> **Provided data**
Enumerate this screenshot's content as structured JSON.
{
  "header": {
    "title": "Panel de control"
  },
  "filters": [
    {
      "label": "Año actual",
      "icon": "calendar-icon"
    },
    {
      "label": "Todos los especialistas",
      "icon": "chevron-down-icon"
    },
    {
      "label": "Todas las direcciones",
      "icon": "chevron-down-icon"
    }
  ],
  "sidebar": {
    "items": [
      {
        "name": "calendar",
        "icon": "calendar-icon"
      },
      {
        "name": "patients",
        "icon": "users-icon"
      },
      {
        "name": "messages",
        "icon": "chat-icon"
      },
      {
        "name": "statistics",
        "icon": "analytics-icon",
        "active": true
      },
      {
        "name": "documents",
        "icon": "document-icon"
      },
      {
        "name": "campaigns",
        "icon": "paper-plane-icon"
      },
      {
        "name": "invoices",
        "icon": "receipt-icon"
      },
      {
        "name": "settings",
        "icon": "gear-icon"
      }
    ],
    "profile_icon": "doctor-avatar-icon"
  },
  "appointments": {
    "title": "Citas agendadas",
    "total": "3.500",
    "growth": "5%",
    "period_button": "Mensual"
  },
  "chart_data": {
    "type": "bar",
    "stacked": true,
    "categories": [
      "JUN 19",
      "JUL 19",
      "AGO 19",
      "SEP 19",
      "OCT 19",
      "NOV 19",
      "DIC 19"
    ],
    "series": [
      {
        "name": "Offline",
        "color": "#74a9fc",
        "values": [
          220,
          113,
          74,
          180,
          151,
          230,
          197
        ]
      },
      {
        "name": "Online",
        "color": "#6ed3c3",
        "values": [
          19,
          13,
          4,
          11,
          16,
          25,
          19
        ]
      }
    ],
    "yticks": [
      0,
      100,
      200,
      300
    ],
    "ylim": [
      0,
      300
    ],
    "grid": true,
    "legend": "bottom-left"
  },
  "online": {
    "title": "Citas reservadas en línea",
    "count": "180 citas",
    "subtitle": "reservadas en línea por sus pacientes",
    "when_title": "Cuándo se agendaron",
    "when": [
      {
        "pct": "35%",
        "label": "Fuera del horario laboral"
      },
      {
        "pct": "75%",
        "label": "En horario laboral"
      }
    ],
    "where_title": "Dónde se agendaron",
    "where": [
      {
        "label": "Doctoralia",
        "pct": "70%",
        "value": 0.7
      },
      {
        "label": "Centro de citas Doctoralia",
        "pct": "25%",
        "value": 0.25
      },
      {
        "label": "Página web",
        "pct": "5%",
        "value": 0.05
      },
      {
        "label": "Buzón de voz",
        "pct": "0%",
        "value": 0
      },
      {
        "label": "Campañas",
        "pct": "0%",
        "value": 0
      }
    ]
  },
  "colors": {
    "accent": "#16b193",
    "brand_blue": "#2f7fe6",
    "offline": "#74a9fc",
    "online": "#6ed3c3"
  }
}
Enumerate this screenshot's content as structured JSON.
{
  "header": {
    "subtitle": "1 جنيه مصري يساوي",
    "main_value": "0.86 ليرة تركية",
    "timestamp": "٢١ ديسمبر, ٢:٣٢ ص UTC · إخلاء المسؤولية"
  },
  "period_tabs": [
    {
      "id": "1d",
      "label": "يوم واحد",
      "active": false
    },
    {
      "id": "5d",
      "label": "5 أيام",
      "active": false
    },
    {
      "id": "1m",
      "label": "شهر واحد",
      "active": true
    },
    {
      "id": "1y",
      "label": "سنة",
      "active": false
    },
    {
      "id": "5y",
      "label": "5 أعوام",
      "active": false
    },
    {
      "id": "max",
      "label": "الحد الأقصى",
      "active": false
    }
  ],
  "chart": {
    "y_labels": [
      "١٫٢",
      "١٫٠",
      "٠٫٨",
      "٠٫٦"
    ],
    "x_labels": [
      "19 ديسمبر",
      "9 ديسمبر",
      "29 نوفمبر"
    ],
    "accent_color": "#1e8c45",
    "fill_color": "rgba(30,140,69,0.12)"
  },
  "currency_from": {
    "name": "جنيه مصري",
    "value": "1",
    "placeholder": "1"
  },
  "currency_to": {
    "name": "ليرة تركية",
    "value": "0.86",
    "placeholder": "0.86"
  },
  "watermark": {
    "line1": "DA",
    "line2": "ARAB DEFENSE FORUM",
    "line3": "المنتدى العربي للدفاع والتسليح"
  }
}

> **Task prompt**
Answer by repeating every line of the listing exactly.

> **Answer to this problem**
Enumerate this screenshot's content as structured JSON.
{
  "header": {
    "title": "Panel de control"
  },
  "filters": [
    {
      "label": "Año actual",
      "icon": "calendar-icon"
    },
    {
      "label": "Todos los especialistas",
      "icon": "chevron-down-icon"
    },
    {
      "label": "Todas las direcciones",
      "icon": "chevron-down-icon"
    }
  ],
  "sidebar": {
    "items": [
      {
        "name": "calendar",
        "icon": "calendar-icon"
      },
      {
        "name": "patients",
        "icon": "users-icon"
      },
      {
        "name": "messages",
        "icon": "chat-icon"
      },
      {
        "name": "statistics",
        "icon": "analytics-icon",
        "active": true
      },
      {
        "name": "documents",
        "icon": "document-icon"
      },
      {
        "name": "campaigns",
        "icon": "paper-plane-icon"
      },
      {
        "name": "invoices",
        "icon": "receipt-icon"
      },
      {
        "name": "settings",
        "icon": "gear-icon"
      }
    ],
    "profile_icon": "doctor-avatar-icon"
  },
  "appointments": {
    "title": "Citas agendadas",
    "total": "3.500",
    "growth": "5%",
    "period_button": "Mensual"
  },
  "chart_data": {
    "type": "bar",
    "stacked": true,
    "categories": [
      "JUN 19",
      "JUL 19",
      "AGO 19",
      "SEP 19",
      "OCT 19",
      "NOV 19",
      "DIC 19"
    ],
    "series": [
      {
        "name": "Offline",
        "color": "#74a9fc",
        "values": [
          220,
          113,
          74,
          180,
          151,
          230,
          197
        ]
      },
      {
        "name": "Online",
        "color": "#6ed3c3",
        "values": [
          19,
          13,
          4,
          11,
          16,
          25,
          19
        ]
      }
    ],
    "yticks": [
      0,
      100,
      200,
      300
    ],
    "ylim": [
      0,
      300
    ],
    "grid": true,
    "legend": "bottom-left"
  },
  "online": {
    "title": "Citas reservadas en línea",
    "count": "180 citas",
    "subtitle": "reservadas en línea por sus pacientes",
    "when_title": "Cuándo se agendaron",
    "when": [
      {
        "pct": "35%",
        "label": "Fuera del horario laboral"
      },
      {
        "pct": "75%",
        "label": "En horario laboral"
      }
    ],
    "where_title": "Dónde se agendaron",
    "where": [
      {
        "label": "Doctoralia",
        "pct": "70%",
        "value": 0.7
      },
      {
        "label": "Centro de citas Doctoralia",
        "pct": "25%",
        "value": 0.25
      },
      {
        "label": "Página web",
        "pct": "5%",
        "value": 0.05
      },
      {
        "label": "Buzón de voz",
        "pct": "0%",
        "value": 0
      },
      {
        "label": "Campañas",
        "pct": "0%",
        "value": 0
      }
    ]
  },
  "colors": {
    "accent": "#16b193",
    "brand_blue": "#2f7fe6",
    "offline": "#74a9fc",
    "online": "#6ed3c3"
  }
}
Enumerate this screenshot's content as structured JSON.
{
  "header": {
    "subtitle": "1 جنيه مصري يساوي",
    "main_value": "0.86 ليرة تركية",
    "timestamp": "٢١ ديسمبر, ٢:٣٢ ص UTC · إخلاء المسؤولية"
  },
  "period_tabs": [
    {
      "id": "1d",
      "label": "يوم واحد",
      "active": false
    },
    {
      "id": "5d",
      "label": "5 أيام",
      "active": false
    },
    {
      "id": "1m",
      "label": "شهر واحد",
      "active": true
    },
    {
      "id": "1y",
      "label": "سنة",
      "active": false
    },
    {
      "id": "5y",
      "label": "5 أعوام",
      "active": false
    },
    {
      "id": "max",
      "label": "الحد الأقصى",
      "active": false
    }
  ],
  "chart": {
    "y_labels": [
      "١٫٢",
      "١٫٠",
      "٠٫٨",
      "٠٫٦"
    ],
    "x_labels": [
      "19 ديسمبر",
      "9 ديسمبر",
      "29 نوفمبر"
    ],
    "accent_color": "#1e8c45",
    "fill_color": "rgba(30,140,69,0.12)"
  },
  "currency_from": {
    "name": "جنيه مصري",
    "value": "1",
    "placeholder": "1"
  },
  "currency_to": {
    "name": "ليرة تركية",
    "value": "0.86",
    "placeholder": "0.86"
  },
  "watermark": {
    "line1": "DA",
    "line2": "ARAB DEFENSE FORUM",
    "line3": "المنتدى العربي للدفاع والتسليح"
  }
}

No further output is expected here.